What needs to be done: Consider the material that follows. How many of its lines contain "Bollywood"? Reply with the number alone.

Extracted information: Begin

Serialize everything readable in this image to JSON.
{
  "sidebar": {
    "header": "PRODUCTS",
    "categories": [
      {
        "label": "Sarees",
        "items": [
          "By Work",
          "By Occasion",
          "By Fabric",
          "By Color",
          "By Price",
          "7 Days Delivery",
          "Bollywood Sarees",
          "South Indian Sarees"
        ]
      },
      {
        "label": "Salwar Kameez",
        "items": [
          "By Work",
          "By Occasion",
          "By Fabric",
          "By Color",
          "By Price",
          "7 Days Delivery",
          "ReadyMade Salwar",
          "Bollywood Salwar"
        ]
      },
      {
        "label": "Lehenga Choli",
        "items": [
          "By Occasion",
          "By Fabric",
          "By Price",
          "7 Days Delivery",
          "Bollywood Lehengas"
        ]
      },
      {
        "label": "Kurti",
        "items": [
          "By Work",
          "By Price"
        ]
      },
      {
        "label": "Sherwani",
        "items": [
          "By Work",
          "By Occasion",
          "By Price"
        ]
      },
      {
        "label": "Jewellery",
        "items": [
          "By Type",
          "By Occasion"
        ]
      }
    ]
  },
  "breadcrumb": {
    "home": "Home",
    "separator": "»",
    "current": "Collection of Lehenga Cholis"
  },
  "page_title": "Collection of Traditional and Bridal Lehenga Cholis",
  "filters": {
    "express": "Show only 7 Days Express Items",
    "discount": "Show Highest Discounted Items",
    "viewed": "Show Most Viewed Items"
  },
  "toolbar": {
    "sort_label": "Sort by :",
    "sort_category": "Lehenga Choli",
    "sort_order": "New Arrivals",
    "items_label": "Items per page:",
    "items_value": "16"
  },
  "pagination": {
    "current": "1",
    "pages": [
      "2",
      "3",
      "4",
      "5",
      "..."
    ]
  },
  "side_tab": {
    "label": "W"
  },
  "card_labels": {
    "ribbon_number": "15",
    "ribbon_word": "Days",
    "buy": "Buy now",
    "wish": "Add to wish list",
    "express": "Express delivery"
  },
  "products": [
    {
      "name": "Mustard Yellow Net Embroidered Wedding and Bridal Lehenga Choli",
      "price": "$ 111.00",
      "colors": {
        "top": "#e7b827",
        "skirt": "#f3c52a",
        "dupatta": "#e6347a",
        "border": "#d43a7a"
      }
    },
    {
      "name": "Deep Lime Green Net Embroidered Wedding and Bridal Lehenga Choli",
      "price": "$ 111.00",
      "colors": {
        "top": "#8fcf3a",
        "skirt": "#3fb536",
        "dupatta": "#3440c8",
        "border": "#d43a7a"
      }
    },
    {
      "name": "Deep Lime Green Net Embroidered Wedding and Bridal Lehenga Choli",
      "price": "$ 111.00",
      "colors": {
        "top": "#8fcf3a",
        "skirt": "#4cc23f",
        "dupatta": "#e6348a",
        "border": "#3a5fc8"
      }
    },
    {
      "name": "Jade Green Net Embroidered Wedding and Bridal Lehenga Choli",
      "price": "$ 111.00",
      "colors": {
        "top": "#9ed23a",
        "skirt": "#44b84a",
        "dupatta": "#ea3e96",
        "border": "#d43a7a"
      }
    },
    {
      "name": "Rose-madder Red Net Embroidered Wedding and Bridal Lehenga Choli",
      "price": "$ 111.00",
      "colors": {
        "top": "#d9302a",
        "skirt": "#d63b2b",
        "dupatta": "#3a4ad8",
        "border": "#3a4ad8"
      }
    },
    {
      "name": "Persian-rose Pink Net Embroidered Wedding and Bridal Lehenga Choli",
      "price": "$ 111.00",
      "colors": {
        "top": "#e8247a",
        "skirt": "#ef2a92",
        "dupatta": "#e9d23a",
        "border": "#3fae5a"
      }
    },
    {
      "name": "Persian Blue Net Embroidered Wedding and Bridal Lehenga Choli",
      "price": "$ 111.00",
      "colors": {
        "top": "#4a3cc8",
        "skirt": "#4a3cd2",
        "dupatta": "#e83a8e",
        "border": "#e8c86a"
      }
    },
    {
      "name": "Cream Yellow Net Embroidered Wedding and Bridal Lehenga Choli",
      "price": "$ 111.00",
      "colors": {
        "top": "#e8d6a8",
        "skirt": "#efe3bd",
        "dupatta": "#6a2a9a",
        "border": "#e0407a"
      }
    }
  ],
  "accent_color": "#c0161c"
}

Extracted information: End

Response to the task: 3